In taking up the cross of Christ, if we have done so with true faith and fervour, as a result of our baptism and latter acceptance of the Christian call upon our lives, we place ourselves within the category of alien and stranger. Christians have always done this and it is something that Christ calls us to with his call upon our lives (Matt. 10.37-39). It is perhaps something that we ourselves have forgotten living in this age, living secular lives. If we take offence at this, being Christian not secular, just stop and reflect on the derivation of the word secular. It comes from saeculum which means "belonging to a generation" in its most original sense. Our sense of living for and of this time is the secularity that we live and yet as we live this we are also called into Christ and to present the reign of God to those who are also living in this saeculum. If we understand this we also understand that we are different to those around us, or should be, as we are called into Christ, we are called to identify so deeply with Christ that we identify with his death upon a cross (Romans 6). I am fairly certain that the majority of us when asked "who are you?" will reply "I am so and so, from this place and I am an Australian / Sri Lankan / Brit etc". It may occur to you to label yourself as a Christian somewhere down the line but not as a first option. In doing this, I would perhaps suggest that we are definitely very secular as we identify with this current age and not with our Christianity, our apparent call into Christ.

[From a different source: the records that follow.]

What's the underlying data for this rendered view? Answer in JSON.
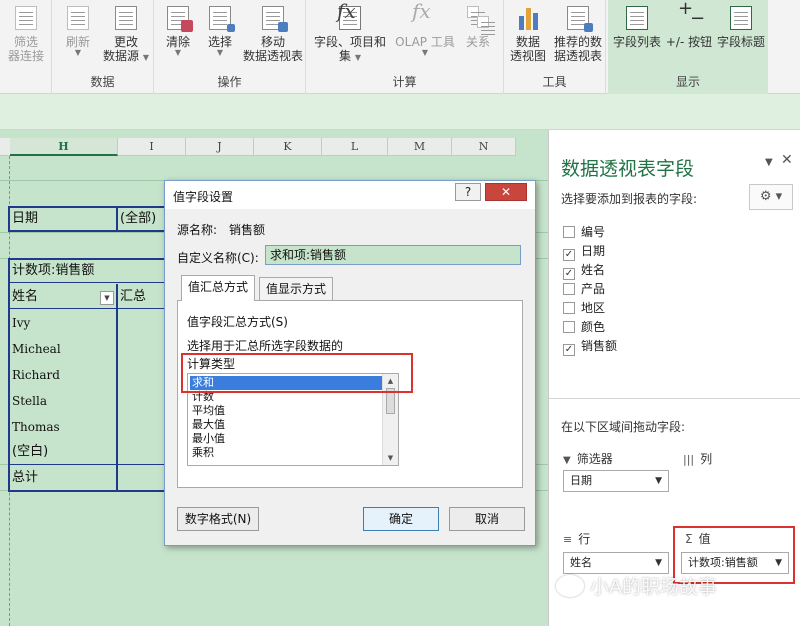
{
  "ribbon": {
    "groups": [
      {
        "label": ""
      },
      {
        "label": "数据"
      },
      {
        "label": "操作"
      },
      {
        "label": "计算"
      },
      {
        "label": "工具"
      },
      {
        "label": "显示"
      }
    ],
    "buttons": {
      "filter_conn": [
        "筛选",
        "器连接"
      ],
      "refresh": "刷新",
      "change_source": [
        "更改",
        "数据源"
      ],
      "clear": "清除",
      "select": "选择",
      "move": [
        "移动",
        "数据透视表"
      ],
      "fields_items": [
        "字段、项目和",
        "集"
      ],
      "olap": "OLAP 工具",
      "relations": "关系",
      "pivot_chart": [
        "数据",
        "透视图"
      ],
      "recommended": [
        "推荐的数",
        "据透视表"
      ],
      "field_list": "字段列表",
      "plus_minus": "+/- 按钮",
      "field_headers": "字段标题"
    }
  },
  "sheet": {
    "columns": [
      "H",
      "I",
      "J",
      "K",
      "L",
      "M",
      "N"
    ],
    "pivot": {
      "filter_label": "日期",
      "filter_value": "(全部)",
      "value_header": "计数项:销售额",
      "row_header": "姓名",
      "sum_header": "汇总",
      "rows": [
        "Ivy",
        "Micheal",
        "Richard",
        "Stella",
        "Thomas",
        "(空白)"
      ],
      "total": "总计"
    }
  },
  "pane": {
    "title": "数据透视表字段",
    "subtitle": "选择要添加到报表的字段:",
    "fields": [
      {
        "label": "编号",
        "checked": false
      },
      {
        "label": "日期",
        "checked": true
      },
      {
        "label": "姓名",
        "checked": true
      },
      {
        "label": "产品",
        "checked": false
      },
      {
        "label": "地区",
        "checked": false
      },
      {
        "label": "颜色",
        "checked": false
      },
      {
        "label": "销售额",
        "checked": true
      }
    ],
    "drag_hint": "在以下区域间拖动字段:",
    "areas": {
      "filters": {
        "title": "筛选器",
        "value": "日期"
      },
      "columns": {
        "title": "列"
      },
      "rows": {
        "title": "行",
        "value": "姓名"
      },
      "values": {
        "title": "值",
        "value": "计数项:销售额"
      }
    }
  },
  "dialog": {
    "title": "值字段设置",
    "help": "?",
    "close": "✕",
    "source_label": "源名称:",
    "source_value": "销售额",
    "custom_label": "自定义名称(C):",
    "custom_value": "求和项:销售额",
    "tabs": [
      "值汇总方式",
      "值显示方式"
    ],
    "section_title": "值字段汇总方式(S)",
    "desc": "选择用于汇总所选字段数据的",
    "calc_type": "计算类型",
    "options": [
      "求和",
      "计数",
      "平均值",
      "最大值",
      "最小值",
      "乘积"
    ],
    "selected": "求和",
    "number_format": "数字格式(N)",
    "ok": "确定",
    "cancel": "取消"
  },
  "watermark": "小A的职场故事"
}
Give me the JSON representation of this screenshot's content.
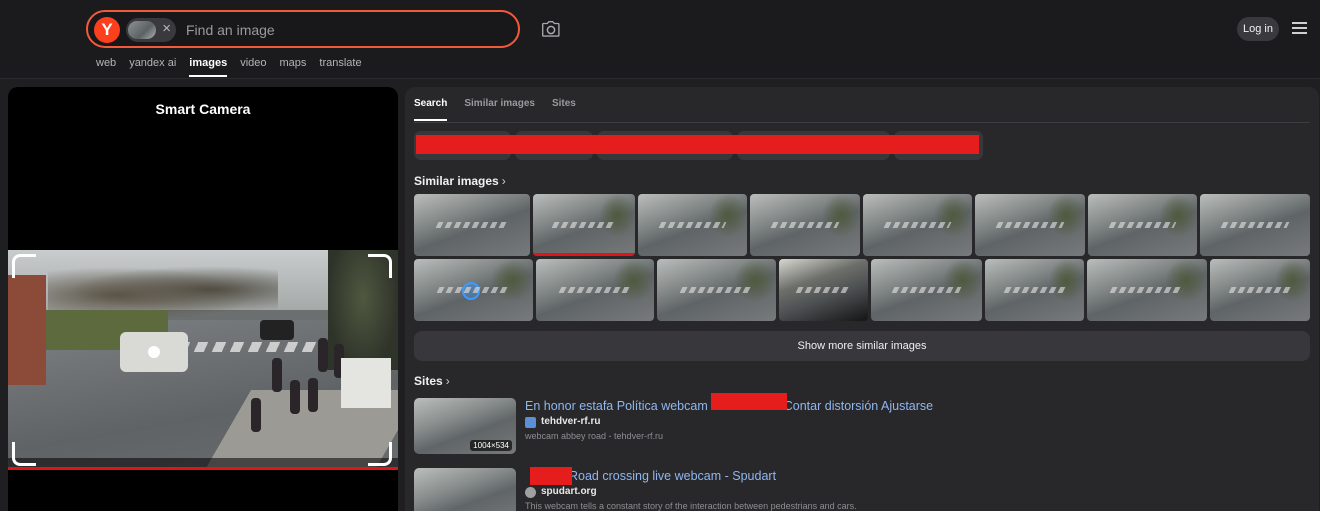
{
  "header": {
    "logo_letter": "Y",
    "search_placeholder": "Find an image",
    "chip_close": "×",
    "nav_tabs": [
      "web",
      "yandex ai",
      "images",
      "video",
      "maps",
      "translate"
    ],
    "active_tab": "images",
    "login_label": "Log in"
  },
  "left_panel": {
    "title": "Smart Camera"
  },
  "right_panel": {
    "tabs": [
      "Search",
      "Similar images",
      "Sites"
    ],
    "active_tab": "Search",
    "similar_title": "Similar images",
    "chevron": "›",
    "show_more_label": "Show more similar images",
    "sites_title": "Sites",
    "sites": [
      {
        "title_part1": "En honor estafa Política webcam",
        "title_part2": "Contar distorsión Ajustarse",
        "domain": "tehdver-rf.ru",
        "desc": "webcam abbey road - tehdver-rf.ru",
        "dims": "1004×534"
      },
      {
        "title_part1": "",
        "title_part2": "Road crossing live webcam - Spudart",
        "domain": "spudart.org",
        "desc": "This webcam tells a constant story of the interaction between pedestrians and cars."
      }
    ]
  },
  "colors": {
    "accent": "#f25a3c",
    "logo": "#fc3f1d",
    "link": "#8fb6ef",
    "redaction": "#e51d1d",
    "background": "#1f1f21"
  }
}
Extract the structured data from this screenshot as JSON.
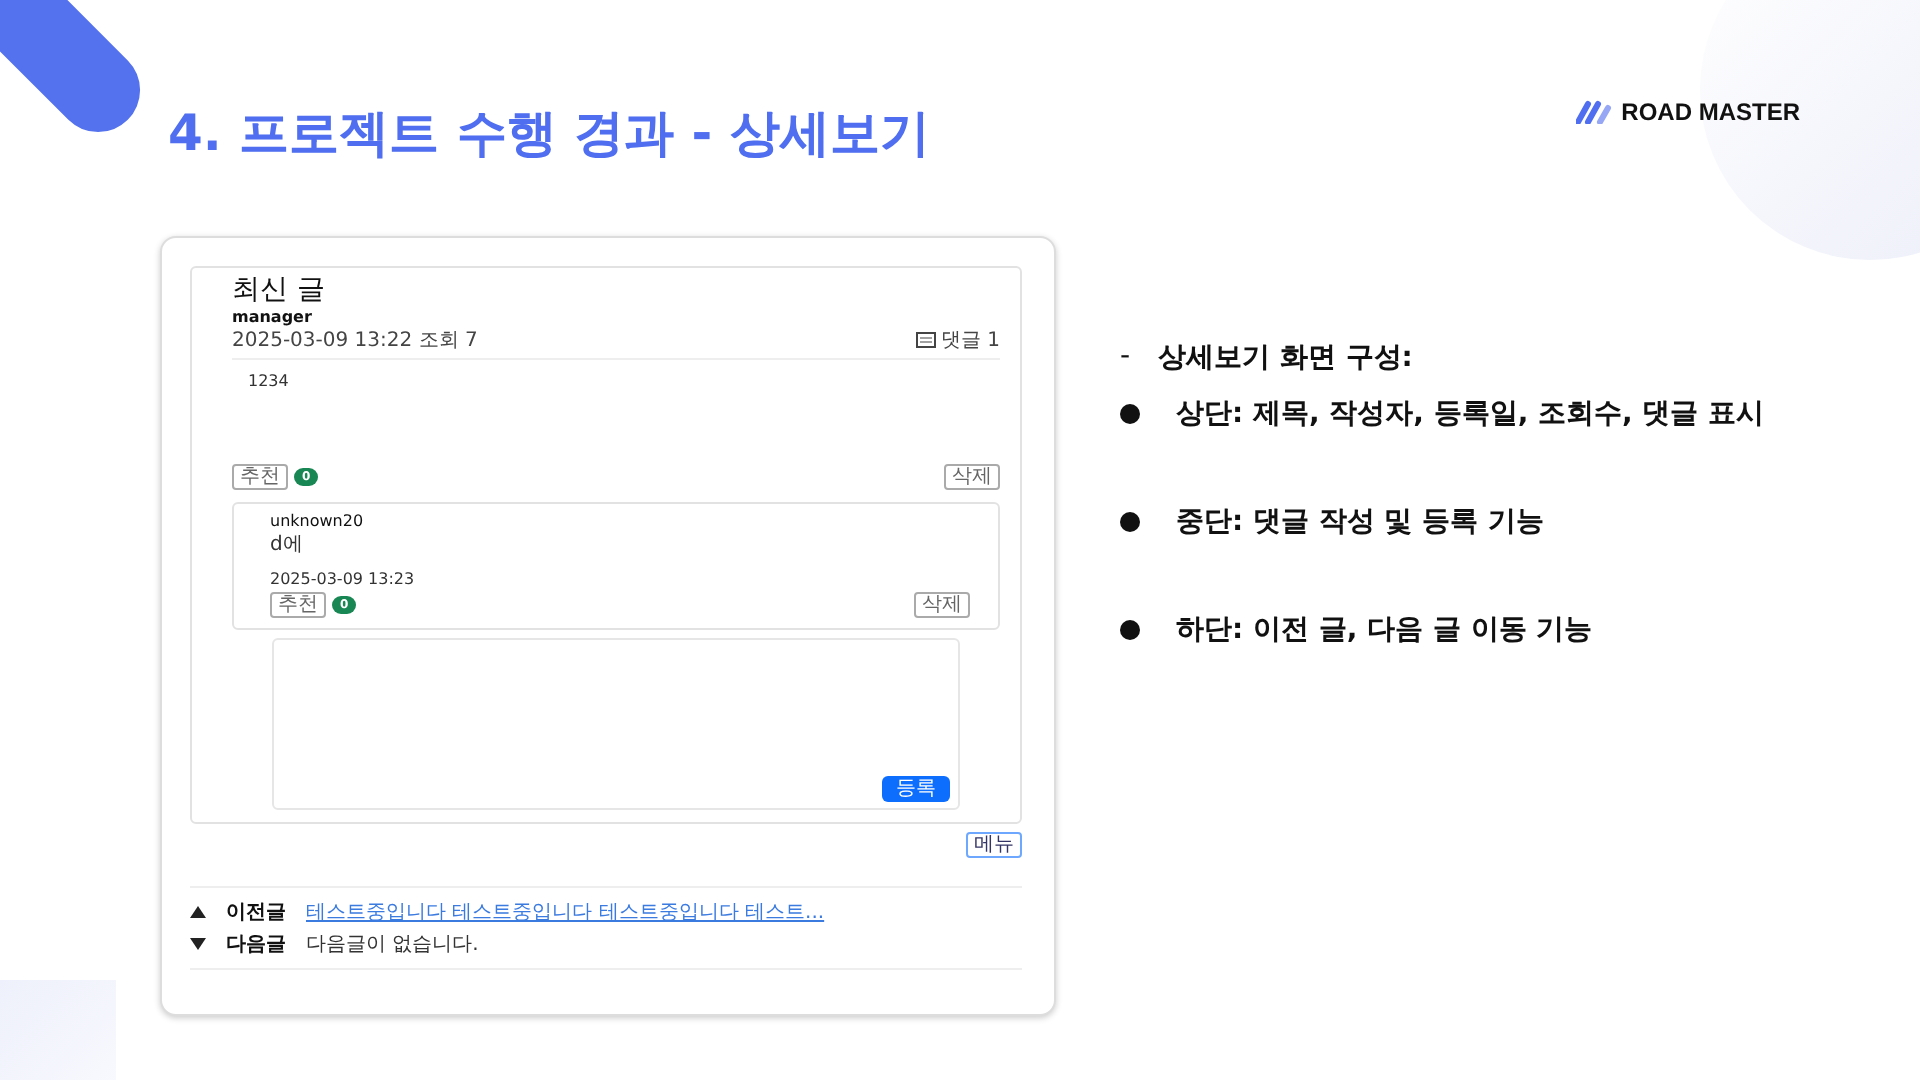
{
  "slide": {
    "title": "4. 프로젝트 수행 경과 - 상세보기",
    "logo": "ROAD MASTER"
  },
  "post": {
    "heading": "최신 글",
    "author": "manager",
    "meta": "2025-03-09 13:22  조회 7",
    "comment_count": "댓글 1",
    "body": "1234",
    "recommend": "추천",
    "likes": "0",
    "delete": "삭제"
  },
  "comments": [
    {
      "author": "unknown20",
      "text": "d에",
      "date": "2025-03-09 13:23",
      "recommend": "추천",
      "likes": "0",
      "delete": "삭제"
    }
  ],
  "comment_form": {
    "submit": "등록"
  },
  "menu_button": "메뉴",
  "nav": [
    {
      "kind": "prev",
      "label": "이전글",
      "text": "테스트중입니다 테스트중입니다 테스트중입니다 테스트...",
      "link": true
    },
    {
      "kind": "next",
      "label": "다음글",
      "text": "다음글이 없습니다.",
      "link": false
    }
  ],
  "notes": {
    "marker": "-",
    "heading": "상세보기 화면 구성:",
    "items": [
      "상단: 제목, 작성자, 등록일, 조회수, 댓글 표시",
      "중단: 댓글 작성 및 등록 기능",
      "하단: 이전 글, 다음 글 이동 기능"
    ]
  }
}
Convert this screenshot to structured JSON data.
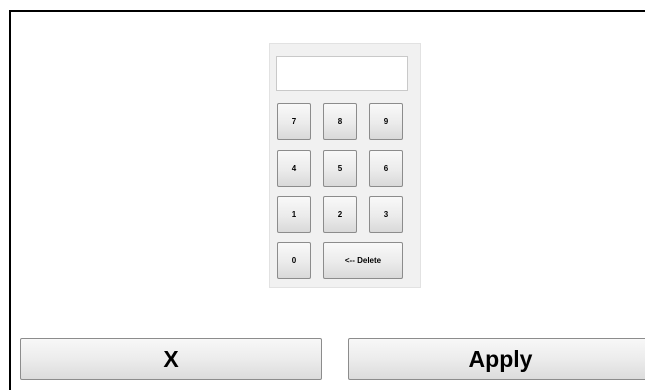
{
  "keypad": {
    "display_value": "",
    "keys": {
      "k7": "7",
      "k8": "8",
      "k9": "9",
      "k4": "4",
      "k5": "5",
      "k6": "6",
      "k1": "1",
      "k2": "2",
      "k3": "3",
      "k0": "0",
      "delete": "<-- Delete"
    }
  },
  "actions": {
    "cancel_label": "X",
    "apply_label": "Apply"
  }
}
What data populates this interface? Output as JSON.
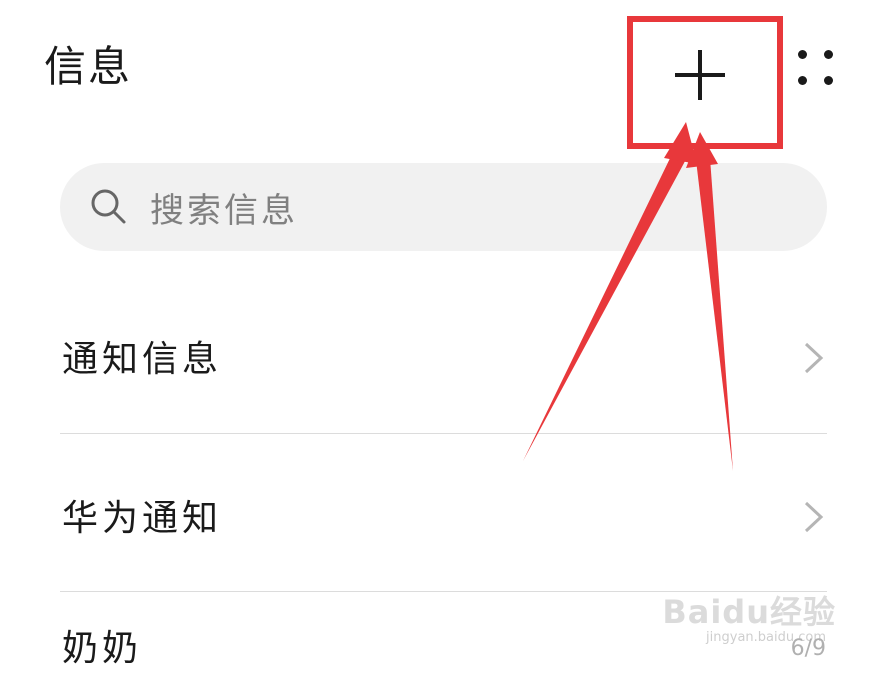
{
  "header": {
    "title": "信息",
    "add_icon": "plus-icon",
    "more_icon": "more-dots-icon"
  },
  "search": {
    "placeholder": "搜索信息",
    "icon": "search-icon"
  },
  "list": {
    "items": [
      {
        "label": "通知信息",
        "icon": "chevron-right-icon"
      },
      {
        "label": "华为通知",
        "icon": "chevron-right-icon"
      },
      {
        "label": "奶奶"
      }
    ]
  },
  "annotation": {
    "color": "#e8383b"
  },
  "watermark": {
    "brand": "Baidu经验",
    "url": "jingyan.baidu.com",
    "page": "6/9"
  }
}
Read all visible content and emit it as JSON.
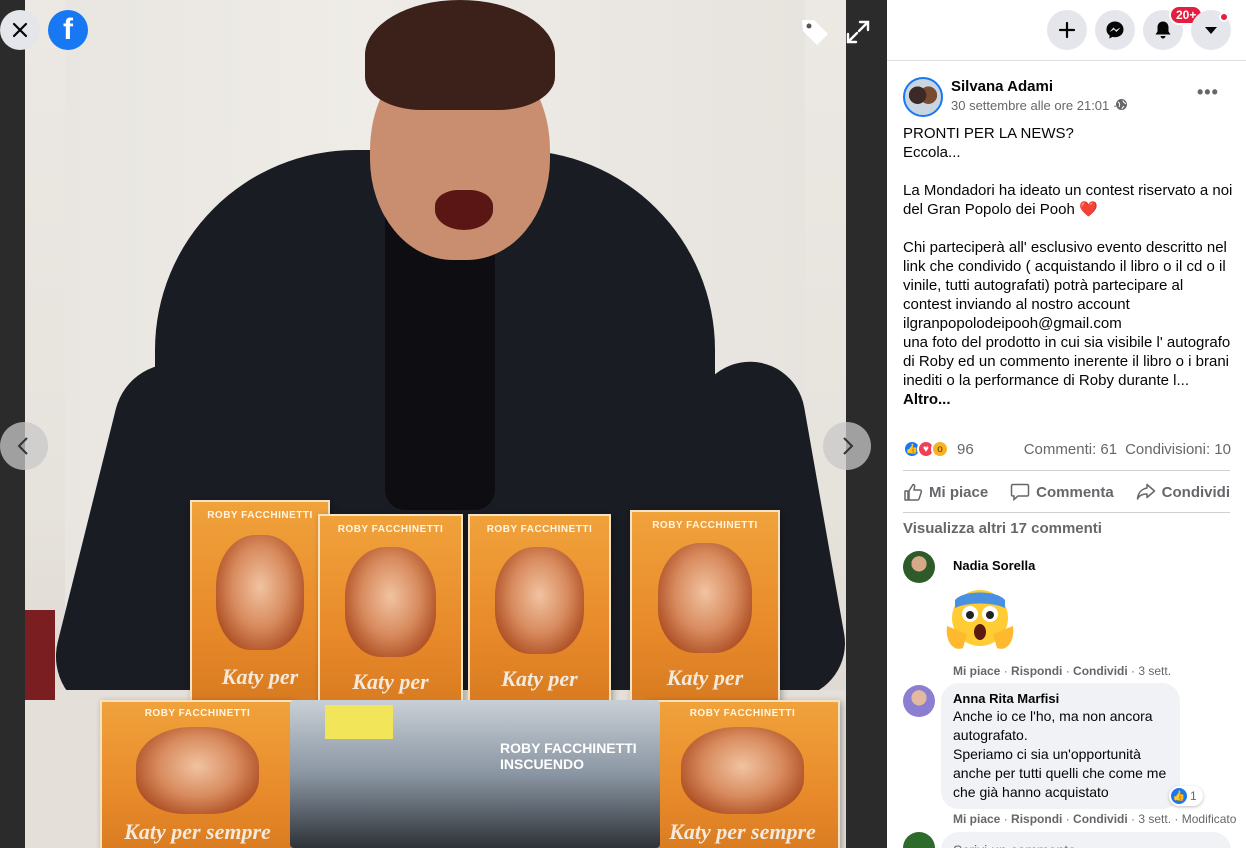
{
  "viewer": {
    "book_author": "ROBY FACCHINETTI",
    "book_title": "Katy per sempre",
    "book_title_partial": "Katy per",
    "record_text": "ROBY FACCHINETTI INSCUENDO",
    "sticker_text": "",
    "logo_letter": "f"
  },
  "topbar": {
    "notifications_badge": "20+"
  },
  "post": {
    "author": "Silvana Adami",
    "time": "30 settembre alle ore 21:01 ·",
    "more": "•••",
    "text": "PRONTI PER LA NEWS?\nEccola...\n\nLa Mondadori ha ideato un contest riservato a noi del Gran Popolo dei Pooh ",
    "heart": "❤️",
    "text2": "\n\nChi parteciperà all' esclusivo evento descritto nel link che condivido ( acquistando il libro o il cd o il vinile, tutti autografati) potrà partecipare al contest inviando al nostro account ilgranpopolodeipooh@gmail.com\nuna foto del prodotto in cui sia visibile l' autografo di Roby ed un commento inerente il libro o i brani inediti o la performance di Roby durante l... ",
    "see_more": "Altro...",
    "reaction_count": "96",
    "comments": "Commenti: 61",
    "shares": "Condivisioni: 10"
  },
  "actions": {
    "like": "Mi piace",
    "comment": "Commenta",
    "share": "Condividi"
  },
  "comments": {
    "view_more": "Visualizza altri 17 commenti",
    "c1": {
      "name": "Nadia Sorella",
      "meta_like": "Mi piace",
      "meta_reply": "Rispondi",
      "meta_share": "Condividi",
      "meta_time": "3 sett."
    },
    "c2": {
      "name": "Anna Rita Marfisi",
      "text": "Anche io ce l'ho, ma non ancora autografato.\nSperiamo ci sia un'opportunità anche per tutti quelli che come me che già hanno acquistato",
      "likes": "1",
      "meta_like": "Mi piace",
      "meta_reply": "Rispondi",
      "meta_share": "Condividi",
      "meta_time": "3 sett.",
      "meta_edited": "Modificato"
    },
    "write_placeholder": "Scrivi un commento..."
  },
  "colors": {
    "fb_blue": "#1877f2",
    "notification_red": "#e41e3f",
    "text_secondary": "#65676b"
  },
  "icons": [
    "close-icon",
    "facebook-logo",
    "tag-icon",
    "expand-icon",
    "chevron-left-icon",
    "chevron-right-icon",
    "plus-icon",
    "messenger-icon",
    "bell-icon",
    "caret-down-icon",
    "globe-icon",
    "like-icon",
    "comment-icon",
    "share-icon"
  ]
}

Can we be modern martyrs by being true witnesses to our faith?
For us identification with our faith is not at the forefront of our lives unlike some of the early Christians. For people such as Polycarp, Perpetua and the like the identification was completely with their faith. Perpetua's father trying to dissuade her from the course that led to her martyrdom receives the response from Perpetua along the lines of "You see this vase, you cannot call it anything else for that is its being. You cannot call me anything else for that is my very being, a Christian." How many of us are as faithful to our calling. Just as in the age of persecutions in which Perpetua and others lived we to live in an age where we find the Christian faith journey is of little account and declining, however much we try to bolster it. Yet, if we are to be true to our faith calling we need also to live in the hope that is Christ so that we also may be lights to future generations. Our sacrifice may not be as physically painful as Perpetua (after all she was killed in the arena, as part of a birthday celebration), but it still needs to be a making of sacredness in our lives. Our call is an identification with Christ within the community in which we have been set, not for our own contentment, but as a call into the world around us to feed the poor, to encourage the fainthearted and to be present to those around us.
Even as outcasts Hagar and the child are given the hope of God's presence (Gen 21.18-20), even if we believe that we are outcasts we are present to God and given God's hope for the future. It is only when we begin to realise this and live its reality in a world that derides the institution will be when we begin to evangelise and bring the Good News into the hearts and minds around us. We evangelise not for an institution but for a life in Christ.